Woodpeckers are always around. They include larger Red-bellied Woodpeckers, smaller Downy Woodpeckers and golden-winged Northern Flickers. There may also be classic Red-headed Woodpeckers and very large Pileated Woodpeckers present. Most woodpeckers are found climbing up tree trunks, while Northern Flickers may also be seen on the ground looking for grubs. The most commonly occurring raptors around Jordan Lake are Turkey Vultures, Black Vultures, Osprey and Bald Eagles. Both vultures are black birds about 2 feet in height when perched and soar holding their wings in a “V” shape; Turkey Vultures have red heads while Black Vultures’ heads are black. Vultures are most often seen soaring high overhead in small groups. Osprey are about the same size as vultures and can be found perched on poles or trees near the water starting in March. They will hover over the water and then dive headfirst and catch a fish with their talons. Look for Osprey nests high up near the crown of trees. Other raptors you might also see are Red-tailed Hawks or Red-shouldered Hawks soaring high over the lake or in the woods near a clearing.
Bald Eagles are the largest raptors around Jordan Lake and are among the largest raptors in the US, with a height of up to 3 feet and a wingspan of up to 7.5 feet. And Jordan Lake has one of the largest concentrations of Bald Eagles in the eastern US! A mature Bald Eagle has a heavy dark brown body, a large white head, white neck and tail and yellow legs, beak and eyes. It takes Bald Eagles up to five years to achieve the classic white head and tail. Before this, they are brown above with white mottling under their wings and possibly on their belly and have a dark eye and beak (see photo). So bear in mind that you might see an immature Bald Eagle and not recognize it.
To find Bald Eagles, look for tall trees that afford a wide view of the surroundings. Then look for a “golf ball” perched in these trees - that would be the head of a mature Bald Eagle and is typically what you see first. Scan above the water for Bald Eagles soaring or hunting. When soaring, Bald Eagles hold their broad wings flat like a board. Fish accounts for about 80% of the Bald Eagle diet, so you may see hunting eagles dive down and grab a fish out of the water with their talons. Sometimes Bald Eagles will chase other birds like Osprey that have caught fish and will steal the fish from the other bird!

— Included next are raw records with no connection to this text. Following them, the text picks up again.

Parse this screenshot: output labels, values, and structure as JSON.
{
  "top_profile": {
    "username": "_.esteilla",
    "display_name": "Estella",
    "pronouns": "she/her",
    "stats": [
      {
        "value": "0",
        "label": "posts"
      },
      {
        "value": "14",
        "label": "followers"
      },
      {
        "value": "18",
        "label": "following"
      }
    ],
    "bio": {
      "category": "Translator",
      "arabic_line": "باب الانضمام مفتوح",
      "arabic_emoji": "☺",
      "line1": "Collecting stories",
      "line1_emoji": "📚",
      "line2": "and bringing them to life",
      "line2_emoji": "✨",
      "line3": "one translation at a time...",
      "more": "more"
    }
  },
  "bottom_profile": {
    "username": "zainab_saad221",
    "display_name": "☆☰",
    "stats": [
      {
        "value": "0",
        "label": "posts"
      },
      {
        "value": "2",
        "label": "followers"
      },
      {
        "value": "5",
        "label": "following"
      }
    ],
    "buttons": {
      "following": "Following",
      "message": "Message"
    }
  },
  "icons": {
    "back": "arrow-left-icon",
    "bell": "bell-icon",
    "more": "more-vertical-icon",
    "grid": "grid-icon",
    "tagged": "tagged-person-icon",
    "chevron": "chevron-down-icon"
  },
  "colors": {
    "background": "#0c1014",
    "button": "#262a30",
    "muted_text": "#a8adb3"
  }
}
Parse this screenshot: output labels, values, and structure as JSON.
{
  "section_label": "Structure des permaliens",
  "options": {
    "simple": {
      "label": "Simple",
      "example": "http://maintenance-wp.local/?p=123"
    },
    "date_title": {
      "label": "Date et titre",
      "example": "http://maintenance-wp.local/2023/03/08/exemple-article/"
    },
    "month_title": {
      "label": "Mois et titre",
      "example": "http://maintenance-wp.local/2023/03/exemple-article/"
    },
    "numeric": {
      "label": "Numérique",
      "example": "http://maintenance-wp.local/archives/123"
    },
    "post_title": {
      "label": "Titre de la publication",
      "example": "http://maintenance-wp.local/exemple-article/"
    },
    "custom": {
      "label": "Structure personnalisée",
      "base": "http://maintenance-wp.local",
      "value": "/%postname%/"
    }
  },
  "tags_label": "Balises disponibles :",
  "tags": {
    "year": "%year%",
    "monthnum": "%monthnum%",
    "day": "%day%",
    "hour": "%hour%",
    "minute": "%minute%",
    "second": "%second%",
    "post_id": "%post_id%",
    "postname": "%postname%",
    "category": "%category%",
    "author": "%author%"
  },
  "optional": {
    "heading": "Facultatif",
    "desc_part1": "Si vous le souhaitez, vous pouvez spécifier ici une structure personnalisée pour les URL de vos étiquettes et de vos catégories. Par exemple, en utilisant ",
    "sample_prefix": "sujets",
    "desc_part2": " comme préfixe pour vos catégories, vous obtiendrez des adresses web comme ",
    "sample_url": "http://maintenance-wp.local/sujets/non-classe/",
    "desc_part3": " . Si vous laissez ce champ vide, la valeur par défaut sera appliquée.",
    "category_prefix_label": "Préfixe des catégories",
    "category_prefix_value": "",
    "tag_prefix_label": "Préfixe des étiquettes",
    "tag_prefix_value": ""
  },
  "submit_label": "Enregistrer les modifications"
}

Resident pairs of breeding Bald Eagles returned to their nests in the forested areas adjacent to the lake during January through March. One pair of breeding Bald Eagles is the subject of the Jordan Lake Eagle Cam. Their one eaglet hatched on January 17th and its growth and progress can be viewed live online. Migrating Bald Eagles can be observed at Jordan Lake during their northward migration from Florida from April through June. Look for the extremely large (typically 5 to 6 feet in diameter and 2 to 4 feet tall) Bald Eagle nests in the tallest conifers that protrude above the forest canopy and provide easy flight access and good visibility. If you find a Bald Eagle nest in spring, you may see eaglets that remain near the nest for a couple of months, taking short practice flights while their flight feathers grow and strengthen. Their parents still provide all of their food, so if you find a nest with eaglets, the parents can’t be too far away.
Birds are everywhere. And spring is one of the most exciting times to watch them. So get outside and enjoy the show! You’ll be glad you did.
Article posted online: 2/27/2013.